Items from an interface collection

===

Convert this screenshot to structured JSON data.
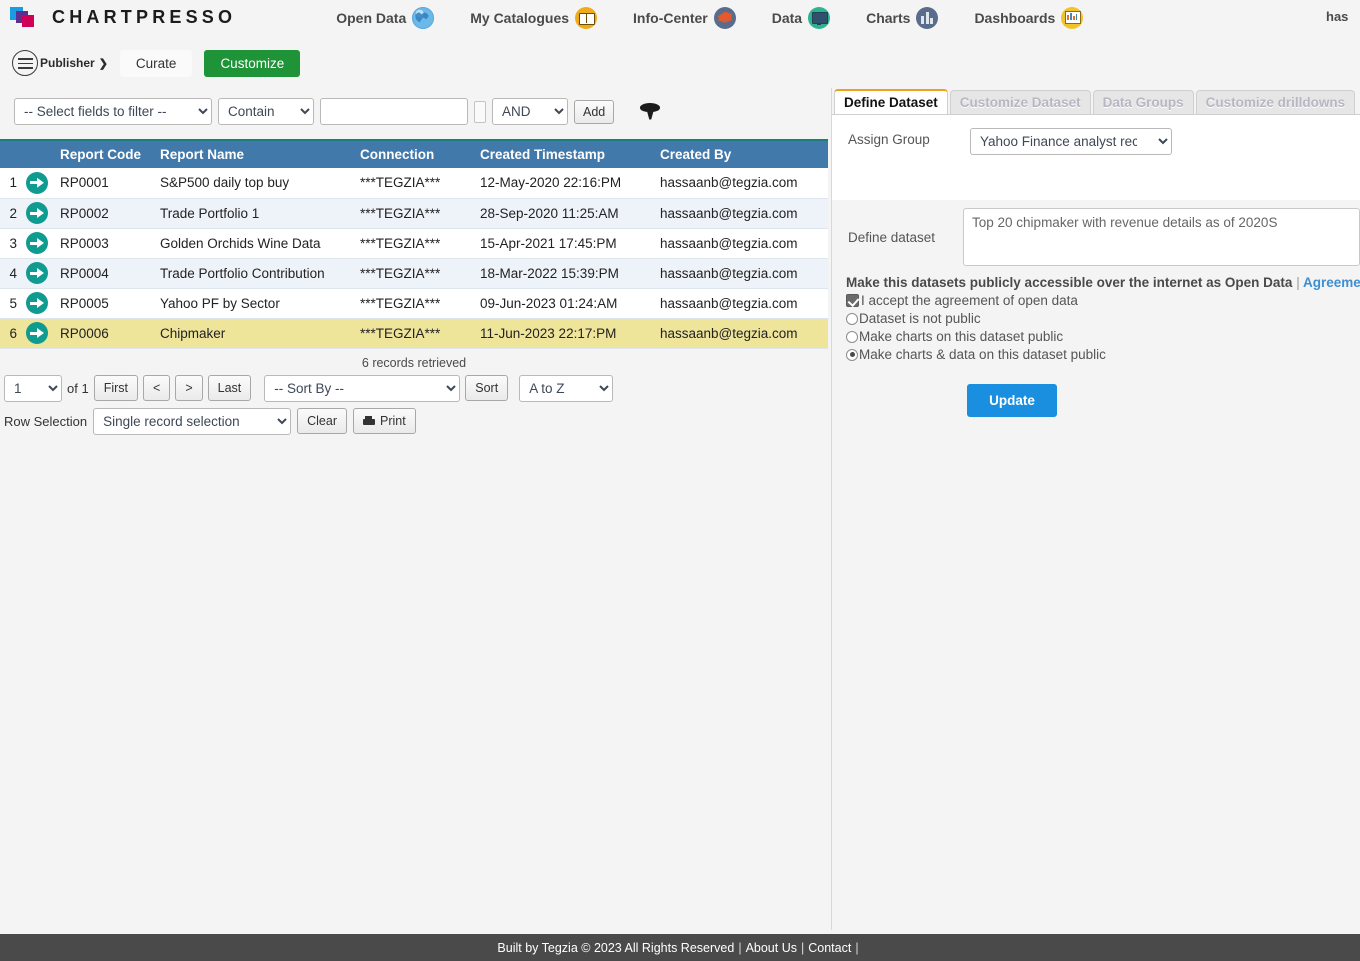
{
  "app": {
    "brand": "CHARTPRESSO",
    "logo_icon": "chartpresso-logo-icon",
    "user": "has"
  },
  "topnav": {
    "items": [
      {
        "label": "Open Data",
        "icon": "globe-icon"
      },
      {
        "label": "My Catalogues",
        "icon": "book-icon"
      },
      {
        "label": "Info-Center",
        "icon": "layers-icon"
      },
      {
        "label": "Data",
        "icon": "monitor-icon"
      },
      {
        "label": "Charts",
        "icon": "bar-chart-icon"
      },
      {
        "label": "Dashboards",
        "icon": "dashboard-icon"
      }
    ]
  },
  "subnav": {
    "menu_icon": "hamburger-menu-icon",
    "publisher_label": "Publisher",
    "publisher_caret": "❯",
    "tabs": [
      {
        "label": "Curate",
        "active": false
      },
      {
        "label": "Customize",
        "active": true
      }
    ]
  },
  "filterbar": {
    "fields_select": "-- Select fields to filter --",
    "operator_select": "Contain",
    "value_input": "",
    "value_placeholder": "",
    "logic_select": "AND",
    "add_label": "Add",
    "funnel_icon": "funnel-filter-icon"
  },
  "table": {
    "columns": [
      "",
      "",
      "Report Code",
      "Report Name",
      "Connection",
      "Created Timestamp",
      "Created By"
    ],
    "row_arrow_icon": "open-record-arrow-icon",
    "rows": [
      {
        "idx": "1",
        "code": "RP0001",
        "name": "S&P500 daily top buy",
        "connection": "***TEGZIA***",
        "created": "12-May-2020 22:16:PM",
        "by": "hassaanb@tegzia.com",
        "selected": false
      },
      {
        "idx": "2",
        "code": "RP0002",
        "name": "Trade Portfolio 1",
        "connection": "***TEGZIA***",
        "created": "28-Sep-2020 11:25:AM",
        "by": "hassaanb@tegzia.com",
        "selected": false
      },
      {
        "idx": "3",
        "code": "RP0003",
        "name": "Golden Orchids Wine Data",
        "connection": "***TEGZIA***",
        "created": "15-Apr-2021 17:45:PM",
        "by": "hassaanb@tegzia.com",
        "selected": false
      },
      {
        "idx": "4",
        "code": "RP0004",
        "name": "Trade Portfolio Contribution",
        "connection": "***TEGZIA***",
        "created": "18-Mar-2022 15:39:PM",
        "by": "hassaanb@tegzia.com",
        "selected": false
      },
      {
        "idx": "5",
        "code": "RP0005",
        "name": "Yahoo PF by Sector",
        "connection": "***TEGZIA***",
        "created": "09-Jun-2023 01:24:AM",
        "by": "hassaanb@tegzia.com",
        "selected": false
      },
      {
        "idx": "6",
        "code": "RP0006",
        "name": "Chipmaker",
        "connection": "***TEGZIA***",
        "created": "11-Jun-2023 22:17:PM",
        "by": "hassaanb@tegzia.com",
        "selected": true
      }
    ]
  },
  "pagination": {
    "records_text": "6 records retrieved",
    "page_value": "1",
    "of_text": "of 1",
    "first_label": "First",
    "prev_label": "<",
    "next_label": ">",
    "last_label": "Last",
    "sort_by_value": "-- Sort By --",
    "sort_label": "Sort",
    "order_value": "A to Z",
    "row_selection_label": "Row Selection",
    "row_selection_value": "Single record selection",
    "clear_label": "Clear",
    "print_label": "Print",
    "print_icon": "printer-icon"
  },
  "right_panel": {
    "tabs": [
      {
        "label": "Define Dataset",
        "active": true
      },
      {
        "label": "Customize Dataset",
        "active": false
      },
      {
        "label": "Data Groups",
        "active": false
      },
      {
        "label": "Customize drilldowns",
        "active": false
      }
    ],
    "assign_group_label": "Assign Group",
    "assign_group_value": "Yahoo Finance analyst recor",
    "define_dataset_label": "Define dataset",
    "define_dataset_value": "Top 20 chipmaker with revenue details as of 2020S",
    "open_data_text": "Make this datasets publicly accessible over the internet as Open Data",
    "open_data_sep": "|",
    "agreement_link": "Agreement o",
    "checkbox_label": "I accept the agreement of open data",
    "checkbox_checked": true,
    "radios": [
      {
        "label": "Dataset is not public",
        "selected": false
      },
      {
        "label": "Make charts on this dataset public",
        "selected": false
      },
      {
        "label": "Make charts & data on this dataset public",
        "selected": true
      }
    ],
    "update_label": "Update"
  },
  "footer": {
    "built_by": "Built by Tegzia",
    "copyright": "© 2023 All Rights Reserved",
    "about": "About Us",
    "contact": "Contact",
    "sep": "|"
  },
  "colors": {
    "accent_green": "#1f9337",
    "table_header_blue": "#4279ab",
    "selected_row_yellow": "#eee49a",
    "arrow_teal": "#0f9b90",
    "update_blue": "#1a8fe0",
    "active_tab_orange": "#f0a01e",
    "footer_gray": "#4a4a4a"
  }
}
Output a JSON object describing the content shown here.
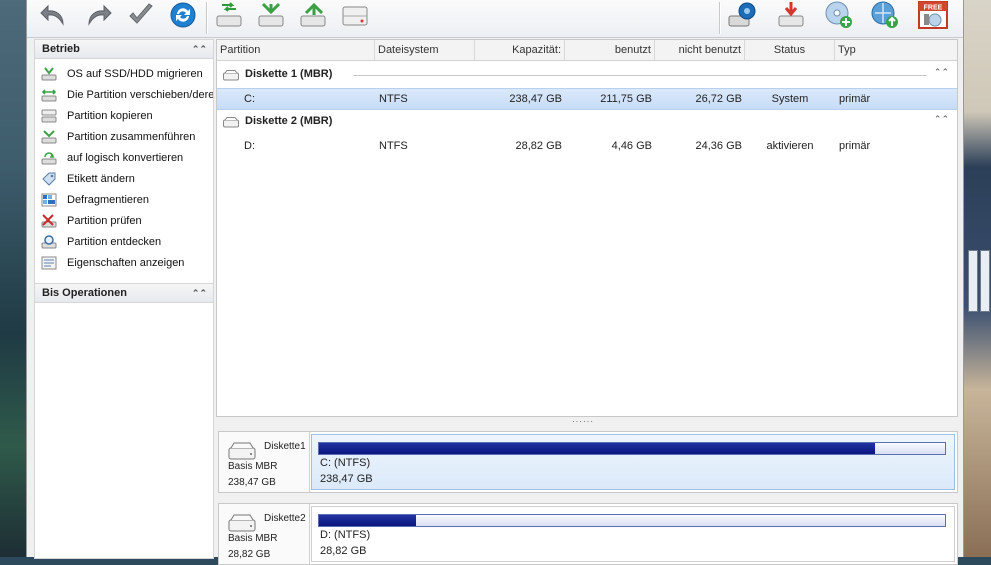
{
  "toolbar": {
    "buttons": [
      {
        "icon": "undo-icon"
      },
      {
        "icon": "redo-icon"
      },
      {
        "icon": "apply-checkmark-icon"
      },
      {
        "icon": "refresh-icon"
      },
      {
        "icon": "disk-copy-icon"
      },
      {
        "icon": "disk-wizard-icon"
      },
      {
        "icon": "disk-migrate-icon"
      },
      {
        "icon": "disk-icon"
      },
      {
        "icon": "disk-search-icon"
      },
      {
        "icon": "disk-upgrade-icon"
      },
      {
        "icon": "cd-add-icon"
      },
      {
        "icon": "network-upload-icon"
      },
      {
        "icon": "free-badge-icon",
        "text": "FREE"
      }
    ]
  },
  "sidebar": {
    "operations_header": "Betrieb",
    "items": [
      {
        "label": "OS auf SSD/HDD migrieren",
        "icon": "migrate-icon"
      },
      {
        "label": "Die Partition verschieben/dere",
        "icon": "move-partition-icon"
      },
      {
        "label": "Partition kopieren",
        "icon": "copy-partition-icon"
      },
      {
        "label": "Partition zusammenführen",
        "icon": "merge-partition-icon"
      },
      {
        "label": "auf logisch konvertieren",
        "icon": "convert-logical-icon"
      },
      {
        "label": "Etikett ändern",
        "icon": "label-icon"
      },
      {
        "label": "Defragmentieren",
        "icon": "defragment-icon"
      },
      {
        "label": "Partition prüfen",
        "icon": "check-partition-icon"
      },
      {
        "label": "Partition entdecken",
        "icon": "explore-partition-icon"
      },
      {
        "label": "Eigenschaften anzeigen",
        "icon": "properties-icon"
      }
    ],
    "pending_header": "Bis Operationen"
  },
  "table": {
    "columns": [
      "Partition",
      "Dateisystem",
      "Kapazität:",
      "benutzt",
      "nicht benutzt",
      "Status",
      "Typ"
    ],
    "disks": [
      {
        "label": "Diskette 1 (MBR)",
        "partitions": [
          {
            "partition": "C:",
            "filesystem": "NTFS",
            "capacity": "238,47 GB",
            "used": "211,75 GB",
            "unused": "26,72 GB",
            "status": "System",
            "type": "primär",
            "selected": true
          }
        ]
      },
      {
        "label": "Diskette 2 (MBR)",
        "partitions": [
          {
            "partition": "D:",
            "filesystem": "NTFS",
            "capacity": "28,82 GB",
            "used": "4,46 GB",
            "unused": "24,36 GB",
            "status": "aktivieren",
            "type": "primär",
            "selected": false
          }
        ]
      }
    ]
  },
  "diskmap": [
    {
      "name": "Diskette1",
      "type": "Basis MBR",
      "size": "238,47 GB",
      "part_label": "C: (NTFS)",
      "part_size": "238,47 GB",
      "used_fraction": 0.888,
      "selected": true
    },
    {
      "name": "Diskette2",
      "type": "Basis MBR",
      "size": "28,82 GB",
      "part_label": "D: (NTFS)",
      "part_size": "28,82 GB",
      "used_fraction": 0.155,
      "selected": false
    }
  ],
  "colors": {
    "selection": "#c6dcf7",
    "usage_bar": "#0a1680"
  }
}
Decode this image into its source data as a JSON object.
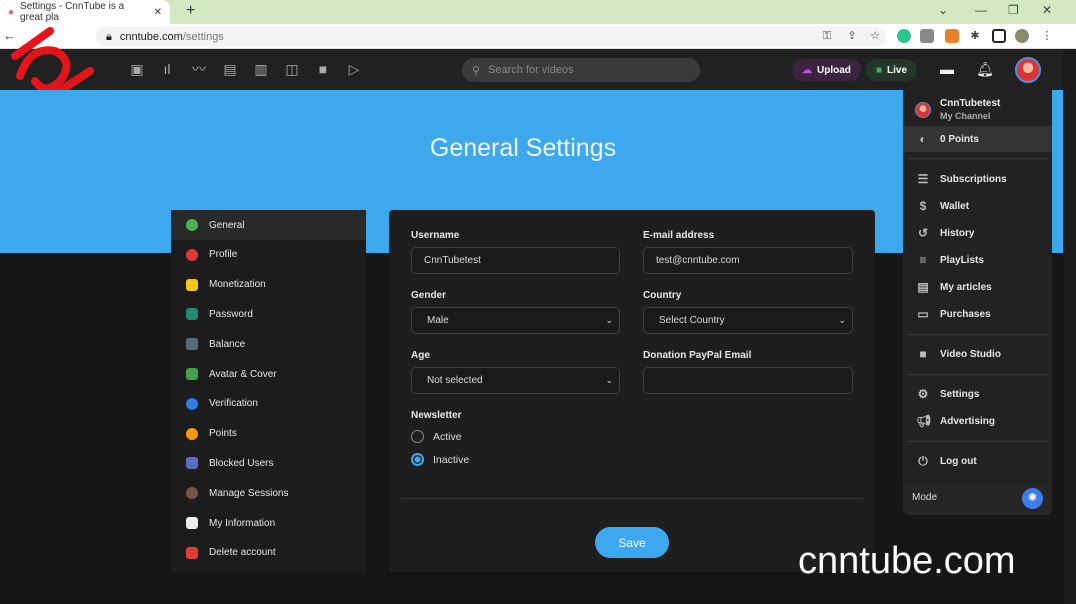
{
  "browser": {
    "tab_title": "Settings - CnnTube is a great pla",
    "url_host": "cnntube.com",
    "url_path": "/settings"
  },
  "header": {
    "search_placeholder": "Search for videos",
    "upload_label": "Upload",
    "live_label": "Live",
    "nav_icons": [
      "videos-icon",
      "chart-bar-icon",
      "trending-icon",
      "dashboard-icon",
      "film-icon",
      "carousel-icon",
      "camera-icon",
      "play-icon"
    ]
  },
  "banner": {
    "title": "General Settings"
  },
  "sidebar": {
    "items": [
      {
        "label": "General",
        "color": "#4caf50",
        "active": true
      },
      {
        "label": "Profile",
        "color": "#e53935"
      },
      {
        "label": "Monetization",
        "color": "#f5c518"
      },
      {
        "label": "Password",
        "color": "#1e8a72"
      },
      {
        "label": "Balance",
        "color": "#546e7a"
      },
      {
        "label": "Avatar & Cover",
        "color": "#43a047"
      },
      {
        "label": "Verification",
        "color": "#2f7be8"
      },
      {
        "label": "Points",
        "color": "#ff9800"
      },
      {
        "label": "Blocked Users",
        "color": "#5c6bc0"
      },
      {
        "label": "Manage Sessions",
        "color": "#795548"
      },
      {
        "label": "My Information",
        "color": "#eeeeee"
      },
      {
        "label": "Delete account",
        "color": "#e53935"
      }
    ]
  },
  "form": {
    "username": {
      "label": "Username",
      "value": "CnnTubetest"
    },
    "email": {
      "label": "E-mail address",
      "value": "test@cnntube.com"
    },
    "gender": {
      "label": "Gender",
      "value": "Male"
    },
    "country": {
      "label": "Country",
      "value": "Select Country"
    },
    "age": {
      "label": "Age",
      "value": "Not selected"
    },
    "paypal": {
      "label": "Donation PayPal Email",
      "value": ""
    },
    "newsletter": {
      "label": "Newsletter",
      "options": [
        "Active",
        "Inactive"
      ],
      "selected": "Inactive"
    },
    "save_label": "Save"
  },
  "menu": {
    "user_name": "CnnTubetest",
    "user_sub": "My Channel",
    "points": "0 Points",
    "items": [
      "Subscriptions",
      "Wallet",
      "History",
      "PlayLists",
      "My articles",
      "Purchases",
      "Video Studio",
      "Settings",
      "Advertising",
      "Log out"
    ],
    "mode_label": "Mode"
  },
  "watermark": "cnntube.com",
  "colors": {
    "accent": "#3da8ee",
    "upload": "#b23fd6",
    "live": "#3bb34a"
  }
}
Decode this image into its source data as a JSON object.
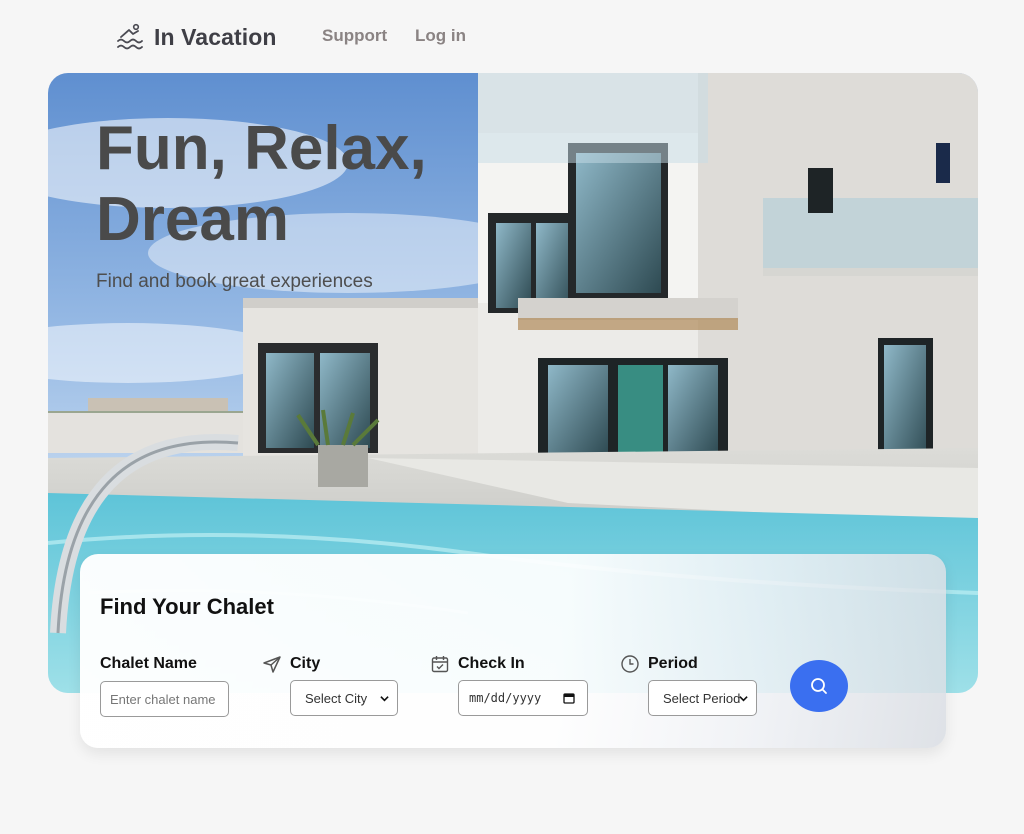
{
  "nav": {
    "brand": "In Vacation",
    "links": [
      {
        "label": "Support"
      },
      {
        "label": "Log in"
      }
    ]
  },
  "hero": {
    "title": "Fun, Relax, Dream",
    "subtitle": "Find and book great experiences"
  },
  "search": {
    "title": "Find Your Chalet",
    "chalet_name": {
      "label": "Chalet Name",
      "placeholder": "Enter chalet name"
    },
    "city": {
      "label": "City",
      "selected": "Select City"
    },
    "check_in": {
      "label": "Check In",
      "value": "mm/dd/yyyy"
    },
    "period": {
      "label": "Period",
      "selected": "Select Period"
    },
    "button_icon": "search-icon"
  },
  "colors": {
    "accent": "#3a6ff0",
    "brand_text": "#3f3f46",
    "nav_link": "#8a8383"
  }
}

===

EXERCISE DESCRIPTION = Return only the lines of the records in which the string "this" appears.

REPLY =
Convert this screenshot to structured JSON data.
    "open_data_text": "Make this datasets publicly accessible over the internet as Open Data",
        "label": "Make charts on this dataset public",
        "label": "Make charts & data on this dataset public",
Decode this image into its source data as a JSON object.
Decode this image into its source data as a JSON object.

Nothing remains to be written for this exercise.